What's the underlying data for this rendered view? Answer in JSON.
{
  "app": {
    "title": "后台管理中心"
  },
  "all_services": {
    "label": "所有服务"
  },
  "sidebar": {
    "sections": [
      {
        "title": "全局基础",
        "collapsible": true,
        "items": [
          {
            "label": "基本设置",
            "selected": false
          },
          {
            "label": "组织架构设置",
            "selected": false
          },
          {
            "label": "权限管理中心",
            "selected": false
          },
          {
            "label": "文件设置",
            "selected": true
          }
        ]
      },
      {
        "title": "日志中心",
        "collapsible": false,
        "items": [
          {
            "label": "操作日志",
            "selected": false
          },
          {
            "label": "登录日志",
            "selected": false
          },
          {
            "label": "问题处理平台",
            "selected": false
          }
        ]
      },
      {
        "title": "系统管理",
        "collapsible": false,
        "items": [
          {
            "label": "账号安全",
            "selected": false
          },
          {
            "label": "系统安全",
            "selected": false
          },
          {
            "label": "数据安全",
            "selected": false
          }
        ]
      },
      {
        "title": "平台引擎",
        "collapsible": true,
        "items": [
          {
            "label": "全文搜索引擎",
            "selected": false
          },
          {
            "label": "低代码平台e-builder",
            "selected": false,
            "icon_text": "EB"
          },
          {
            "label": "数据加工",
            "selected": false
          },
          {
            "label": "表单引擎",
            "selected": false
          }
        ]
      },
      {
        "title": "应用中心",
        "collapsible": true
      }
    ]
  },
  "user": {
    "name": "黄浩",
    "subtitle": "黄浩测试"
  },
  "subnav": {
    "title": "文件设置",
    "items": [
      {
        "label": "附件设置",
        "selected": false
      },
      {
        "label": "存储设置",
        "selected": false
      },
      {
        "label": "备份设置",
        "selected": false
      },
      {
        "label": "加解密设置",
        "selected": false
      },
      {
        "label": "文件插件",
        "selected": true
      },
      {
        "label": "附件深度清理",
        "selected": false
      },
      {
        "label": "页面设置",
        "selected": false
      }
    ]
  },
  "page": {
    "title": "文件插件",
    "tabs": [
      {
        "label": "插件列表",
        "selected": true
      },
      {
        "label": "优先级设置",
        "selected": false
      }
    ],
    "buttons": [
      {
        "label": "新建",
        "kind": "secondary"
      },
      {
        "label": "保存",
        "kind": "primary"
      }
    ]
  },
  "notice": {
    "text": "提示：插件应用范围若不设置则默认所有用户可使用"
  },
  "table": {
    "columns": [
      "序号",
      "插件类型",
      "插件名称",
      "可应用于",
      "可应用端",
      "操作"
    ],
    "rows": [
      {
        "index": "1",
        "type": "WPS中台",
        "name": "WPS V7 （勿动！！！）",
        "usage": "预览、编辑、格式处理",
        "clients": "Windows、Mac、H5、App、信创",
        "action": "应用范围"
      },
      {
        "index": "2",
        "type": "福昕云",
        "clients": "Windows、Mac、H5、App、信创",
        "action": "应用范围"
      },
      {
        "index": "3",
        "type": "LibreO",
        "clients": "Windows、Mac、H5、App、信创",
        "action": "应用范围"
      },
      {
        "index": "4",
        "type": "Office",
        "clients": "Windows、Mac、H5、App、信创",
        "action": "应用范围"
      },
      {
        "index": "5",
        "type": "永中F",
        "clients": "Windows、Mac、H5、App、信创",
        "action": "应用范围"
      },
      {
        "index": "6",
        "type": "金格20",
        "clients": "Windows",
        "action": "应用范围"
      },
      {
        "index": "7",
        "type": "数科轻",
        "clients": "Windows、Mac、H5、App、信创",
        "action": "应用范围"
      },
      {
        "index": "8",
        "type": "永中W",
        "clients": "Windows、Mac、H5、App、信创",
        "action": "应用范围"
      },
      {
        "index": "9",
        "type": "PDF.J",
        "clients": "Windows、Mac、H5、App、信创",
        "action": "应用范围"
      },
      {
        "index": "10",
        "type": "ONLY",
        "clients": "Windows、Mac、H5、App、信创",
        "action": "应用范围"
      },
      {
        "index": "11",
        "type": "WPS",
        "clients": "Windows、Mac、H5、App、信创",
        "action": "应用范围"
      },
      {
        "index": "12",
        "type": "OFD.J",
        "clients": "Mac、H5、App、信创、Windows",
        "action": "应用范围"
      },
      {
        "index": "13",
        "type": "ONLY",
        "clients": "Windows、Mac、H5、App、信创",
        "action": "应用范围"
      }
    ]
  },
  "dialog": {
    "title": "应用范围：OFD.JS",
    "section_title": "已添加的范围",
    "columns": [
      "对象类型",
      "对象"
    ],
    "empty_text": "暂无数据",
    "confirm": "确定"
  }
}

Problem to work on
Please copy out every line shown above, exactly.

Reply
What's the underlying data for this rendered view? Answer in JSON.
{
  "app": {
    "title": "后台管理中心"
  },
  "all_services": {
    "label": "所有服务"
  },
  "sidebar": {
    "sections": [
      {
        "title": "全局基础",
        "collapsible": true,
        "items": [
          {
            "label": "基本设置",
            "selected": false
          },
          {
            "label": "组织架构设置",
            "selected": false
          },
          {
            "label": "权限管理中心",
            "selected": false
          },
          {
            "label": "文件设置",
            "selected": true
          }
        ]
      },
      {
        "title": "日志中心",
        "collapsible": false,
        "items": [
          {
            "label": "操作日志",
            "selected": false
          },
          {
            "label": "登录日志",
            "selected": false
          },
          {
            "label": "问题处理平台",
            "selected": false
          }
        ]
      },
      {
        "title": "系统管理",
        "collapsible": false,
        "items": [
          {
            "label": "账号安全",
            "selected": false
          },
          {
            "label": "系统安全",
            "selected": false
          },
          {
            "label": "数据安全",
            "selected": false
          }
        ]
      },
      {
        "title": "平台引擎",
        "collapsible": true,
        "items": [
          {
            "label": "全文搜索引擎",
            "selected": false
          },
          {
            "label": "低代码平台e-builder",
            "selected": false,
            "icon_text": "EB"
          },
          {
            "label": "数据加工",
            "selected": false
          },
          {
            "label": "表单引擎",
            "selected": false
          }
        ]
      },
      {
        "title": "应用中心",
        "collapsible": true
      }
    ]
  },
  "user": {
    "name": "黄浩",
    "subtitle": "黄浩测试"
  },
  "subnav": {
    "title": "文件设置",
    "items": [
      {
        "label": "附件设置",
        "selected": false
      },
      {
        "label": "存储设置",
        "selected": false
      },
      {
        "label": "备份设置",
        "selected": false
      },
      {
        "label": "加解密设置",
        "selected": false
      },
      {
        "label": "文件插件",
        "selected": true
      },
      {
        "label": "附件深度清理",
        "selected": false
      },
      {
        "label": "页面设置",
        "selected": false
      }
    ]
  },
  "page": {
    "title": "文件插件",
    "tabs": [
      {
        "label": "插件列表",
        "selected": true
      },
      {
        "label": "优先级设置",
        "selected": false
      }
    ],
    "buttons": [
      {
        "label": "新建",
        "kind": "secondary"
      },
      {
        "label": "保存",
        "kind": "primary"
      }
    ]
  },
  "notice": {
    "text": "提示：插件应用范围若不设置则默认所有用户可使用"
  },
  "table": {
    "columns": [
      "序号",
      "插件类型",
      "插件名称",
      "可应用于",
      "可应用端",
      "操作"
    ],
    "rows": [
      {
        "index": "1",
        "type": "WPS中台",
        "name": "WPS V7 （勿动！！！）",
        "usage": "预览、编辑、格式处理",
        "clients": "Windows、Mac、H5、App、信创",
        "action": "应用范围"
      },
      {
        "index": "2",
        "type": "福昕云",
        "clients": "Windows、Mac、H5、App、信创",
        "action": "应用范围"
      },
      {
        "index": "3",
        "type": "LibreO",
        "clients": "Windows、Mac、H5、App、信创",
        "action": "应用范围"
      },
      {
        "index": "4",
        "type": "Office",
        "clients": "Windows、Mac、H5、App、信创",
        "action": "应用范围"
      },
      {
        "index": "5",
        "type": "永中F",
        "clients": "Windows、Mac、H5、App、信创",
        "action": "应用范围"
      },
      {
        "index": "6",
        "type": "金格20",
        "clients": "Windows",
        "action": "应用范围"
      },
      {
        "index": "7",
        "type": "数科轻",
        "clients": "Windows、Mac、H5、App、信创",
        "action": "应用范围"
      },
      {
        "index": "8",
        "type": "永中W",
        "clients": "Windows、Mac、H5、App、信创",
        "action": "应用范围"
      },
      {
        "index": "9",
        "type": "PDF.J",
        "clients": "Windows、Mac、H5、App、信创",
        "action": "应用范围"
      },
      {
        "index": "10",
        "type": "ONLY",
        "clients": "Windows、Mac、H5、App、信创",
        "action": "应用范围"
      },
      {
        "index": "11",
        "type": "WPS",
        "clients": "Windows、Mac、H5、App、信创",
        "action": "应用范围"
      },
      {
        "index": "12",
        "type": "OFD.J",
        "clients": "Mac、H5、App、信创、Windows",
        "action": "应用范围"
      },
      {
        "index": "13",
        "type": "ONLY",
        "clients": "Windows、Mac、H5、App、信创",
        "action": "应用范围"
      }
    ]
  },
  "dialog": {
    "title": "应用范围：OFD.JS",
    "section_title": "已添加的范围",
    "columns": [
      "对象类型",
      "对象"
    ],
    "empty_text": "暂无数据",
    "confirm": "确定"
  }
}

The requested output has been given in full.